§ **TASK DIRECTIONS**:
From top to bottom, print the listing word for word and skip any pictures it contains.

§ **INFORMATION GIVEN**:
+===+
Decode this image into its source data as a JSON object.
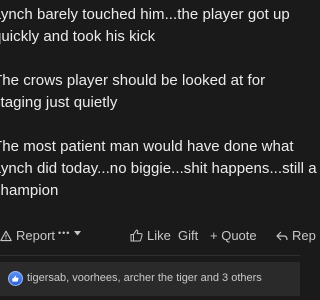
{
  "post": {
    "paragraphs": [
      [
        "Lynch barely touched him...the player got up",
        "quickly and took his kick"
      ],
      [
        "The crows player should be looked at for",
        "staging just quietly"
      ],
      [
        "The most patient man would have done what",
        "Lynch did today...no biggie...shit happens...still a",
        "champion"
      ]
    ]
  },
  "actions": {
    "report": "Report",
    "more": "•••",
    "like": "Like",
    "reply_quote": "Gift",
    "quote": "+ Quote",
    "reply": "Rep"
  },
  "reactions": {
    "icon": "like-icon",
    "text": "tigersab, voorhees, archer the tiger and 3 others"
  }
}
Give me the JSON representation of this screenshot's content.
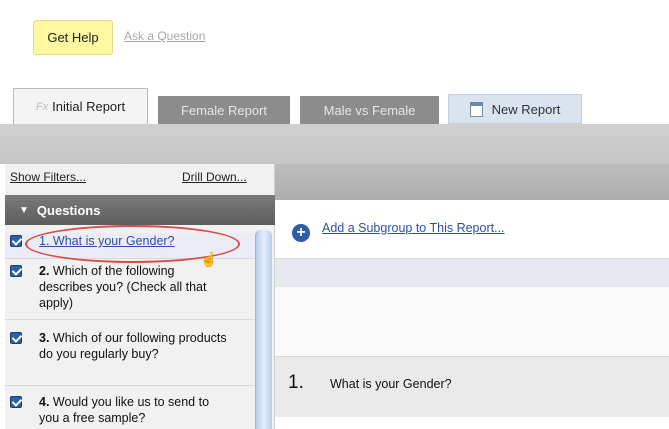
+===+
§ **SOLUTION FOR THIS EXERCISE**:
Decode this image into its source data as a JSON object.
{
  "post": {
    "paragraphs": [
      [
        "Lynch barely touched him...the player got up",
        "quickly and took his kick"
      ],
      [
        "The crows player should be looked at for",
        "staging just quietly"
      ],
      [
        "The most patient man would have done what",
        "Lynch did today...no biggie...shit happens...still a",
        "champion"
      ]
    ]
  },
  "actions": {
    "report": "Report",
    "more": "•••",
    "like": "Like",
    "reply_quote": "Gift",
    "quote": "+ Quote",
    "reply": "Rep"
  },
  "reactions": {
    "icon": "like-icon",
    "text": "tigersab, voorhees, archer the tiger and 3 others"
  }
}
Give me the JSON representation of this screenshot's content.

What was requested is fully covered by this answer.